The Case of the Civil War Cases
I know that I said I would start posting about my favourite show, Warehouse 13, but I have to break in first with an update about my internship at the Medford Historical Society. This summer, I have been doing a lot of work for them regarding their Civil War collection, even conducting research at the MOLLUS (Military Order of the Loyal Legion of the United States- a Civil War veterans’ organization for commissioned officers and their male descendants) archives housed at the Heritage Center in Philadelphia, PA. It was really enlightening in terms of their organizational structure, if not about Medford’s branch specifically. Sadly, while I was able to make some leads on some questions we at the Society have, I was not able to make any definite conclusions.
On my return, however, we began the daunting task of opening up the Civil War memorabilia cases (gifted to the Society in 1948 from the Grand Army of the Republic, or G.A.R., yet another Civil War veterans’ organization). The cases are heavy and contain a seemingly random assortment of objects (as you can see below):

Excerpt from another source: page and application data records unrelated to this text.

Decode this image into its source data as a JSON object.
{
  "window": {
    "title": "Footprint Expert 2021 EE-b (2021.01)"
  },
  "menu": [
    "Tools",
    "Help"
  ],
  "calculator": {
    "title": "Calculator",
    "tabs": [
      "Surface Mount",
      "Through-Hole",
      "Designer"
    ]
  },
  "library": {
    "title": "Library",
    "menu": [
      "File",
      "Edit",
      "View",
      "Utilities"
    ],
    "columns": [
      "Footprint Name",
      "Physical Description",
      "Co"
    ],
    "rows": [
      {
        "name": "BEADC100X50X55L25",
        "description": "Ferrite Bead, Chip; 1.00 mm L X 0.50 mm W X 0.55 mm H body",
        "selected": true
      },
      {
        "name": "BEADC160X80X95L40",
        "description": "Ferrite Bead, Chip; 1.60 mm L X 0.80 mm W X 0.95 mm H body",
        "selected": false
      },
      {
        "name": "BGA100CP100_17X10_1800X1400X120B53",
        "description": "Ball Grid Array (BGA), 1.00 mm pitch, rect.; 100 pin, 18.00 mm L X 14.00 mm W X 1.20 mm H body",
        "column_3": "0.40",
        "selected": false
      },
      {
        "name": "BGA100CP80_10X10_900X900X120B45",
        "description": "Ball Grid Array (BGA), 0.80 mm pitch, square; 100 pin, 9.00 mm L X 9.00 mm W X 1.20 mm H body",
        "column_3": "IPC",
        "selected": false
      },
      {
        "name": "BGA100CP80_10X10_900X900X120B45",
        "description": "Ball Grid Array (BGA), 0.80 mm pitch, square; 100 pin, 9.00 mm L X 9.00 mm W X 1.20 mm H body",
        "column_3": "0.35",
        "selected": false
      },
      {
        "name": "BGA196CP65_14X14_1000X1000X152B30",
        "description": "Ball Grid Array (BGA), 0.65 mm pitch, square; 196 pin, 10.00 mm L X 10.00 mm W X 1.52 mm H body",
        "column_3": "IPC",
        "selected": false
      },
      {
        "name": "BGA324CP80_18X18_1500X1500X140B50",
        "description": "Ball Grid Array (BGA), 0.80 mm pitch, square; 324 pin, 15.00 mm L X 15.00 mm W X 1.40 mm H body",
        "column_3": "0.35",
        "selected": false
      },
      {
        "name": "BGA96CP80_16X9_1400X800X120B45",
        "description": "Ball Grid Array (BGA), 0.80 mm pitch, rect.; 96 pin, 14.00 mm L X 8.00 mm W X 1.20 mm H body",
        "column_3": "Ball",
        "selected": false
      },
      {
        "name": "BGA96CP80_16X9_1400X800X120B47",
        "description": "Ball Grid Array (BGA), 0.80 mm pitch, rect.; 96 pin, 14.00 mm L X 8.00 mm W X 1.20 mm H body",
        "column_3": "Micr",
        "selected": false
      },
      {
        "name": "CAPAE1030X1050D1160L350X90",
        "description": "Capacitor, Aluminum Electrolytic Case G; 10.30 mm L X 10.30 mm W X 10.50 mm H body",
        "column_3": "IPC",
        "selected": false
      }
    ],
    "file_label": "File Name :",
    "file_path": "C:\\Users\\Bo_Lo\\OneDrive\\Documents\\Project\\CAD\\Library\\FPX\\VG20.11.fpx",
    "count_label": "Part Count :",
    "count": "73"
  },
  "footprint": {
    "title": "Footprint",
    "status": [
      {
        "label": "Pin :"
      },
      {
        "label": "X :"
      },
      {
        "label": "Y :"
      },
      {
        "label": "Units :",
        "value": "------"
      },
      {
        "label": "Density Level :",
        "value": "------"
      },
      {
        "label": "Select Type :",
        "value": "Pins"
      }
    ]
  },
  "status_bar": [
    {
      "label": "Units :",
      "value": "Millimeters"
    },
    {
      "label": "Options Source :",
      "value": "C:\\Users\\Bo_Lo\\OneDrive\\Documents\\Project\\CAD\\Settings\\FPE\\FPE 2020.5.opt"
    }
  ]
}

(and before you ask the labels are, more often than not, completely unreadable)
These objects, laid out aesthetically, with no eye towards interpretation, had all been WIRED in, piece by piece, using copper. These wires have since embedded themselves into the wooden backing of the case or, in the cases of most of the soft lead bullets, into the artifact itself. The buttons are even more of a nightmare, since their shafts have been forced into the wood, almost as if they were sewn into the wood using the metal wire. And of course, with such a variety of objects contained in an enclosed space, things have been reacting horribly; most metals are rusting, if not completely oxidized already, the labels (as I mentioned above) are almost (or completely) disintegrating, and black mold runs rampant. Thus, we have been wearing gloves and surgical masks throughout the whole process.
(I’m not wearing gloves in this photo only because I needed the dexterity of my hands to remove the screws holding the frame for the glass in place. I assure you that I put them on as soon as the frames were removed)
And finally, there is the issue of how they were mounted on the wall. They literally hang by (an admittedly rather thick) wire on hook screws, holding them to the wall in the alcove. Upon removing the first pair of panels, we learned that the wall had been painted after the cases were hung, which means that the artifacts have been exposed to the fumes, which has not helped their deterioration.
Now that the pieces are being removed, this is at the forefront of our minds, and we are working carefully to ensure the survival of these delicate items, which span from metal work (like buttons and bullets), to fabric, paper, and even natural items like chestnuts (no kidding, one panel had 3!!!) Obviously, storage will be an issue as we continue the project, but my site supervisor has a plan involving compartmentalized blue boxes from Gaylord, so we should be well-prepared.
In the long run, the items from each panel will not be kept together, but rather sorted into groups, depending on the types of objects that they are. For now, however, panels are being kept separate, at least until each object has been entered into PastPerfect, which itself will take a long time. There are a total of 7 cases, with 13 panels of these items, and so far only three of the panels have been emptied. the rest are still hanging, ready to be removed.
Once the panels have been taken down and the objects are all removed, we will re-cover the back of the cases with a new, lighter, backing. the plan is to then create temporary displays regarding Medford, which can be changed out periodically. Civil War will still be present in the exhibitions, but on a smaller scale. Currently, the plan is to keep a small section of the alcove devoted to Medford in the Civil War. A large case in the main exhibition hall, which already offers a Civil War display, would be re-done to focus on specific elements of the Civil War; likely what the soldiers carried. In this way, the Medford Historical Society can more aptly focus on their mission of maintaining and showcasing Medford’s city history.